Ancient Monuments

History on the Ground

This site is entirely user-supported. See how you can help.

Kingskerswell Manor House

A Scheduled Monument in Kingskerswell, Devon

We don't have any photos of this monument yet. Why don't you be the first to send us one?

Upload Photo »

Approximate Location Map
Large Map »

If Google Street View is available, the image is from the best available vantage point looking, if possible, towards the location of the monument. Where it is not available, the satellite view is shown instead.


Latitude: 50.4995 / 50°29'58"N

Longitude: -3.587 / 3°35'13"W

OS Eastings: 287544.002992

OS Northings: 67834.446918

OS Grid: SX875678

Mapcode National: GBR QS.FVFY

Mapcode Global: FRA 37CQ.Y50

Entry Name: Kingskerswell Manor House

Scheduled Date: 12 March 2003

Source: Historic England

Source ID: 1020875

English Heritage Legacy ID: 34450

County: Devon

Civil Parish: Kingskerswell

Built-Up Area: Kingskerswell

Traditional County: Devon

Lieutenancy Area (Ceremonial County): Devon

Church of England Parish: Kingskerswell St Mary

Church of England Diocese: Exeter


The monument includes a manor house and associated pound house situated
adjacent to the parish church in Kingskerswell. The manor house survives
as a series of low earthworks through which substantial walls protrude in
places. Much of the southern part of the building survives as visible
walled masonry, whilst elsewhere the original wall is now buried below
material from the collapse of the structure. To the north of the house is
an isolated standing structure which in later years served as a barn, but
may have originally been a kitchen. Excavation work in the early part of
the 20th century by Watkin revealed the ground plan of the manor house.
The building in its final form measures 47m long by a maximum of 19m wide,
but much of the southern part may have been added at a later date. A
short distance east of the manor house is the pound house which originally
comprised two parallel buildings separated by an open courtyard. The
northern building is subdivided into two rooms and in one of these there
once stood granite rollers used for crushing apples. The largest room in
this building measures 10.2m long by 5.6m wide and is denoted by a
substantial limestone wall. The northern wall of the southern building is
no longer visible but may survive as a buried feature. This building is
originally thought to have measured 13.8m long by 5.3m wide and the
remaining three walls stand up to about 3m high. The courtyard between the
buildings measures 13.8m long by 7.8m wide. A "powndehouse" is mentioned
in a survey of the manor in 1566 and it is considered very likely that at
least some of the surviving buildings date to or before this time.
The date at which a manor house was established on this site is not known
with certainty. It is known however that a house belonging to the De
Moeles family, who owned this manor in 1329 was granted a licence to
celebrate Mass. This house may therefore date to this time or may have
been constructed towards the end of the 14th century when the Dynham
family took over the estate. There are similar uncertainties concerning
the demise of the house. In 1681 it was certainly still in use, but by
the middle of the 18th century it had been abandoned and 100 years later
the area had become an orchard.
The manor house is Listed Grade II.
All modern fences and benches are excluded from the scheduling, although
the ground beneath them is included.
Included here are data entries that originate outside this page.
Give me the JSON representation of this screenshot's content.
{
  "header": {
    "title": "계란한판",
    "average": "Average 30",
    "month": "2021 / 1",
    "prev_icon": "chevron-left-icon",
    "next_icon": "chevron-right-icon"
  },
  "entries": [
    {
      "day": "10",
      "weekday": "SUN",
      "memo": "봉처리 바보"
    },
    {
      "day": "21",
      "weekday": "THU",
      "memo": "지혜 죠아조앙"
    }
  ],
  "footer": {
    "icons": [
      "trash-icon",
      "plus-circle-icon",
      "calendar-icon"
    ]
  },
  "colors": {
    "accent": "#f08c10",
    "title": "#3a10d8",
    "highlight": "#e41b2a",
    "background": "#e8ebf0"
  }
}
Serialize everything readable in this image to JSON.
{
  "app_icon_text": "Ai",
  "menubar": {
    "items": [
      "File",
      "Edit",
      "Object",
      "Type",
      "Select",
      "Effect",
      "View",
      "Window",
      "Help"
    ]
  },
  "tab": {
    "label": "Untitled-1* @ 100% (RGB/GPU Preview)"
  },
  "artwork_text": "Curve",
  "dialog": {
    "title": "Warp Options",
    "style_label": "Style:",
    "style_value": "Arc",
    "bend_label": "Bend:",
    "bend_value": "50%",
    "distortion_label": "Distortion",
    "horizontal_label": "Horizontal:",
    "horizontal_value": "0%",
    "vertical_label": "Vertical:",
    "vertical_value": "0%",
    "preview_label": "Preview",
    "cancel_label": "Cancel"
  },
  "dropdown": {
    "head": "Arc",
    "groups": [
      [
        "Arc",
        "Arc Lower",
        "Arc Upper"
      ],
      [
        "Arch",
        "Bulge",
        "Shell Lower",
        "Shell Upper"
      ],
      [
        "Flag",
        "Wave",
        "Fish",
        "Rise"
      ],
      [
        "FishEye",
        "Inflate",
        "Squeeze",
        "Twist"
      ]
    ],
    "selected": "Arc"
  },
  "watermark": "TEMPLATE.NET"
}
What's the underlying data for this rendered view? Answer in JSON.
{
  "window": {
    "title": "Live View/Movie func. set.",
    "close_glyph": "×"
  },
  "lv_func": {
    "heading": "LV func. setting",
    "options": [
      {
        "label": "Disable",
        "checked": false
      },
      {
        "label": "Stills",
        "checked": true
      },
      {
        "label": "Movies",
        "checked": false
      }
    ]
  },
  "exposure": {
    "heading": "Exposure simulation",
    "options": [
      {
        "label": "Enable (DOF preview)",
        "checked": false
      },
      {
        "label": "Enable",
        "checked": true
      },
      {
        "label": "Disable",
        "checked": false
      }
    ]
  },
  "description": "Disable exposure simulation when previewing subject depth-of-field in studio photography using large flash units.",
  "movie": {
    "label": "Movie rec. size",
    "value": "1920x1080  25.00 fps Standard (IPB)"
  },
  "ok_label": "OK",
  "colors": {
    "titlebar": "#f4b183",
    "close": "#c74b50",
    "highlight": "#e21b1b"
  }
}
The site of the monument is shown on the attached map extract.

Source: Historic England

Reasons for Scheduling

Medieval manorial settlements, comprising small groups of houses with
associated gardens, yards and paddocks, supported communities devoted
primarily to agriculture, and acted as the foci for manorial administration.
Although the sites of many of these settlements have been occupied
continuously down to the present day, many others declined in size or were
abandoned at some time during the medieval and post-medieval periods,
particularly during the 14th and 15th centuries. The reasons for desertion
were varied but often reflected declining economic viability, changes in land-
use such as enclosure or emparkment, or population fluctuations as a result of
widespread epidemics such as the Black Death. As a consequence of their
abandonment, these settlements are frequently undisturbed by later occupation
and contain well-preserved archaeological deposits, providing information on
the diversity of medieval settlement patterns and farming economy, and on the
structure and changing fortunes of manorial communities.

Despite partial excavation and some robbing, Kingskerswell Manor House and
associated pound house survive comparatively well and will contain
archaeological and architectural information relating to their
construction and occupation through the later part of the medieval and
early part of the post-medieval periods. In recent years, considerable
local interest in the site has enhanced its profile and it is becoming a
focus for visitor attention.

Source: Historic England


Turton, S.D., Archaeological assessment of land adjacent to St Mary's Church, EMAFU Report 91.42, (1991)

Source: Historic England

Other nearby scheduled monuments is an independent online resource and is not associated with any government department. All government data published here is used under licence. Please do not contact for any queries related to any individual ancient or schedued monument, planning permission related to scheduled monuments or the scheduling process itself. is a Good Stuff website.